____ Data provided

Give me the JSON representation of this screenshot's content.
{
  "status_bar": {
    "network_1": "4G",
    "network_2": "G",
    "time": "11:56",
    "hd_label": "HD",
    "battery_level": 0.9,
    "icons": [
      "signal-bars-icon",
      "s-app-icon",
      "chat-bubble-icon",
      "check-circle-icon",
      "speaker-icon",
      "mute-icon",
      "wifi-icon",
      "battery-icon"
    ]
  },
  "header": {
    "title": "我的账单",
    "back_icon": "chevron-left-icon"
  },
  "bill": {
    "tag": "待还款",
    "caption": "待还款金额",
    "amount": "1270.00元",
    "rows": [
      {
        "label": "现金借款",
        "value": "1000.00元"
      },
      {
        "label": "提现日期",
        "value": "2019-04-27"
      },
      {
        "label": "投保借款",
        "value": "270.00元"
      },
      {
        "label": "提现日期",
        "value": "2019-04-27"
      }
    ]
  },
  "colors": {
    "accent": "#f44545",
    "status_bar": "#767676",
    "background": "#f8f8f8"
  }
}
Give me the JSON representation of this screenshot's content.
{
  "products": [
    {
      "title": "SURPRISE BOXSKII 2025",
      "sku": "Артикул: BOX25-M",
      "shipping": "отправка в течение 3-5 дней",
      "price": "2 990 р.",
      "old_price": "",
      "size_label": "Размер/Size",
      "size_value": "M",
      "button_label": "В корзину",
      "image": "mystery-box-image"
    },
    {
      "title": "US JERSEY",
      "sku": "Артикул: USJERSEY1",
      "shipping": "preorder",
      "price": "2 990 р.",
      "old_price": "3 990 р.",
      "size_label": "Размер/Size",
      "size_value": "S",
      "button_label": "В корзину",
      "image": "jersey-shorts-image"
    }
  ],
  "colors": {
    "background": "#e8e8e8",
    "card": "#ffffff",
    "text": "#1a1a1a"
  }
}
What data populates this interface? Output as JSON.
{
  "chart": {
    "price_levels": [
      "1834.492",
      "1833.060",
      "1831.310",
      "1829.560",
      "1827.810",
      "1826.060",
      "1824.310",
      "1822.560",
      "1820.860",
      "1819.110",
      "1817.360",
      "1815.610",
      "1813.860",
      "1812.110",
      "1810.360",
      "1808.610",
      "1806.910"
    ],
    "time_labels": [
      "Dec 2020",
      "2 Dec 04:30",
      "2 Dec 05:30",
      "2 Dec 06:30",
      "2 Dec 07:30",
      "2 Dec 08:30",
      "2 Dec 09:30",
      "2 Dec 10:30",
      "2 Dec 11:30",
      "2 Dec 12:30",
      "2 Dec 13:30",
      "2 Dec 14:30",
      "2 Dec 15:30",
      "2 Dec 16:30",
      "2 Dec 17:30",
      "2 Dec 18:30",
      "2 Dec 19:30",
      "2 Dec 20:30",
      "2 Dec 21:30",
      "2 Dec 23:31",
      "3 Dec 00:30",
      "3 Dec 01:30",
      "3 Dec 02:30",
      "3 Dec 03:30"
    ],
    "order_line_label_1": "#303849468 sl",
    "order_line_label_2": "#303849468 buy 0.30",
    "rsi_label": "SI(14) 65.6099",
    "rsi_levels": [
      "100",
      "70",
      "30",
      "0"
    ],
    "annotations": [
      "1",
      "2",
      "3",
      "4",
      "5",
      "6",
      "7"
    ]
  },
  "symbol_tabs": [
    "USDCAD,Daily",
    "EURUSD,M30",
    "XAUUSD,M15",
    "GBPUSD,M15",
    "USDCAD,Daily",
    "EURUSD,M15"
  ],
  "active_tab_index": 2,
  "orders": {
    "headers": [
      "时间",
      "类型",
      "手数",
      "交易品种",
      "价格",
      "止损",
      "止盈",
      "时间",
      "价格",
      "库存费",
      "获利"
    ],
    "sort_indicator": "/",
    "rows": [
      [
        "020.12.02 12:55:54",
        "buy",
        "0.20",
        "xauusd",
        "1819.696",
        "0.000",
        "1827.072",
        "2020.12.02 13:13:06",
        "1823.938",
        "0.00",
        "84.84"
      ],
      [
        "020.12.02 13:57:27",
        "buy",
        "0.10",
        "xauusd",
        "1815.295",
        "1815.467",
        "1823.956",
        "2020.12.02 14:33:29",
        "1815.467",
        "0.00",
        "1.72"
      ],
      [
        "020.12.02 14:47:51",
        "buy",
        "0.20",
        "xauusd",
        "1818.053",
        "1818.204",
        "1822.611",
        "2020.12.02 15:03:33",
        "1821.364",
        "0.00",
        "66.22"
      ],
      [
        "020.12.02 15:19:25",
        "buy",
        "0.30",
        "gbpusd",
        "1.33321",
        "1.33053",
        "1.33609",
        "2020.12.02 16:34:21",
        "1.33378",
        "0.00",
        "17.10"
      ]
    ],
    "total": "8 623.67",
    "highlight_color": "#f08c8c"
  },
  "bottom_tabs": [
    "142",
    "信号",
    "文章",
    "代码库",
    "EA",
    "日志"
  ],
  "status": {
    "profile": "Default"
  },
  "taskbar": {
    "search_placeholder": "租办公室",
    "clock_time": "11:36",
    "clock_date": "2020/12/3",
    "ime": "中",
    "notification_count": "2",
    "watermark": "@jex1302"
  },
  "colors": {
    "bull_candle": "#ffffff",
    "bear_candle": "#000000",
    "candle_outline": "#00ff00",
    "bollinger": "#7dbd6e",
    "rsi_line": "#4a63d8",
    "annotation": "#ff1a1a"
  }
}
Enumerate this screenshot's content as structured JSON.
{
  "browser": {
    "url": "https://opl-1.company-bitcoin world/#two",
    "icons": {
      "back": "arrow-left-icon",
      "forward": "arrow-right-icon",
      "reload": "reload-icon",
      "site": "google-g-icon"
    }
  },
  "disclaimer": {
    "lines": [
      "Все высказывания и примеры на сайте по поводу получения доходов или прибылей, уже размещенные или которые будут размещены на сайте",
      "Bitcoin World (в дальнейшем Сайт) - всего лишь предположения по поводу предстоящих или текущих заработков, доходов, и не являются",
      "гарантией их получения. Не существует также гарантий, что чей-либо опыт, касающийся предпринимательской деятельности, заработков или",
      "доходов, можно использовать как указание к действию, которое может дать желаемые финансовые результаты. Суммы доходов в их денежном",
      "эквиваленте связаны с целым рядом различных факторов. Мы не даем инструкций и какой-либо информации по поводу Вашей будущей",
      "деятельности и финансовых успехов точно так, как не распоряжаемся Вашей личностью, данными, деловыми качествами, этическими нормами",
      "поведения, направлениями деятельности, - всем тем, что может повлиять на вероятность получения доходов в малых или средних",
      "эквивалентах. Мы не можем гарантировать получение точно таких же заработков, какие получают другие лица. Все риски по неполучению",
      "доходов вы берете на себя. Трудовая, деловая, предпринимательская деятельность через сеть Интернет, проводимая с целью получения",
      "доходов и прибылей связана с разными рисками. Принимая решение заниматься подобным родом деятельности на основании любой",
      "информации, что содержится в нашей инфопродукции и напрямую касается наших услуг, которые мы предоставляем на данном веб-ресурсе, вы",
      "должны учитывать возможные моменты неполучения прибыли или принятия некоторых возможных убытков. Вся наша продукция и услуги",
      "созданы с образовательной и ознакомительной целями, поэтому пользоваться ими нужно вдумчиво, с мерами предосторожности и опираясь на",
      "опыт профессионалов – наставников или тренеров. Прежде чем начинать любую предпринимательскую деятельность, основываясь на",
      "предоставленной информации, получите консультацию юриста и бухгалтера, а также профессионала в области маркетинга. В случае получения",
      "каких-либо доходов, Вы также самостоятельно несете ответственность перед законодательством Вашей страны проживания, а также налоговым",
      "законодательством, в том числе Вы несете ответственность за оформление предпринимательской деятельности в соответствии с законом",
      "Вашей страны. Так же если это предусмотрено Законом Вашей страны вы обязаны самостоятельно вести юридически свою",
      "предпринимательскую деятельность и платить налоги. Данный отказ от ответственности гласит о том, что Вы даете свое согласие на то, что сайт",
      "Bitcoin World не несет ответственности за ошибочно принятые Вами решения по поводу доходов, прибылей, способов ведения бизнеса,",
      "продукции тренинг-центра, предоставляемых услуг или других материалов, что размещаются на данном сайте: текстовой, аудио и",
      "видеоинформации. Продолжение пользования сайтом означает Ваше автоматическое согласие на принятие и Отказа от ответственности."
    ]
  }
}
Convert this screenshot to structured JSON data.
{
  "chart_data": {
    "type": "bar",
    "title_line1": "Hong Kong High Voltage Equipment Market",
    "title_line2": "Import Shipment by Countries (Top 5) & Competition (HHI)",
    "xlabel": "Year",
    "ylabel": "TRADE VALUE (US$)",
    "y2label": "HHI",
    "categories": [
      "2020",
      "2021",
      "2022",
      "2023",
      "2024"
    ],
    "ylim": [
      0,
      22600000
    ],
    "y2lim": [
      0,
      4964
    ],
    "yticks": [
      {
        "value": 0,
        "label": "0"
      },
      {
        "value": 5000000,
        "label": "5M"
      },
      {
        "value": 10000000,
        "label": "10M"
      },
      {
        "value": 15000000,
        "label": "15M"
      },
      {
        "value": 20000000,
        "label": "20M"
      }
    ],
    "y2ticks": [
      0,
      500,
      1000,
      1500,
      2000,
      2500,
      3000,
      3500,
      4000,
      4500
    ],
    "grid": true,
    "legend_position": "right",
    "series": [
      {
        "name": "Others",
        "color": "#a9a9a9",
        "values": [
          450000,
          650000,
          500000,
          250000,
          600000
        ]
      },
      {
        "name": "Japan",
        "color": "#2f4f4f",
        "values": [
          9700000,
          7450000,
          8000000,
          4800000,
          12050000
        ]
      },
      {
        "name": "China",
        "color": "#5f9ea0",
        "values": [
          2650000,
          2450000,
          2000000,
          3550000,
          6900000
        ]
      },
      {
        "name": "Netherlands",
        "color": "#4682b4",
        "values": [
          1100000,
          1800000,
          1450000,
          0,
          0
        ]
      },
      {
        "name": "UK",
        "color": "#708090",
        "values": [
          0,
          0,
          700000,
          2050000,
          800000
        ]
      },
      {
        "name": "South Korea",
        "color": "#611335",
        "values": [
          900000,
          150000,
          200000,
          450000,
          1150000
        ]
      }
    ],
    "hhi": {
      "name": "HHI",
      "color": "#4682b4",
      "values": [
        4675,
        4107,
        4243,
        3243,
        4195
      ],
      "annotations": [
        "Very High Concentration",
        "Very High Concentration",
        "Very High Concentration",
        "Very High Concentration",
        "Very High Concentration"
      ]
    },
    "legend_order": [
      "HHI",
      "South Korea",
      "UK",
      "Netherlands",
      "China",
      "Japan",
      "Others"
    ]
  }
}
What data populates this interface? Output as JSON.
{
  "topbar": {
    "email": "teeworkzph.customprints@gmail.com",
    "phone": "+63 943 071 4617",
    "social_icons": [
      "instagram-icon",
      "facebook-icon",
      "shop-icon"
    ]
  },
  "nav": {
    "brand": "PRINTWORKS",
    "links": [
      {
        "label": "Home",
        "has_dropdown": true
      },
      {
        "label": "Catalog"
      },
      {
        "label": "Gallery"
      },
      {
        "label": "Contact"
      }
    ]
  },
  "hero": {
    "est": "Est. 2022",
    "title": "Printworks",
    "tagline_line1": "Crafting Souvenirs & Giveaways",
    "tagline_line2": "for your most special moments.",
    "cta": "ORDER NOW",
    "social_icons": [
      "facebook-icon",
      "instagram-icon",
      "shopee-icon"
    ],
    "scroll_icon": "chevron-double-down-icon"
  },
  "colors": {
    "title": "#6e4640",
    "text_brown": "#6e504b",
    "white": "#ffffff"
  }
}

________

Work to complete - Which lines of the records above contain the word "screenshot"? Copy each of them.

Written solution -
Give me the JSON representation of this screenshot's content.
Give me the JSON representation of this screenshot's content.
Enumerate this screenshot's content as structured JSON.
Convert this screenshot to structured JSON data.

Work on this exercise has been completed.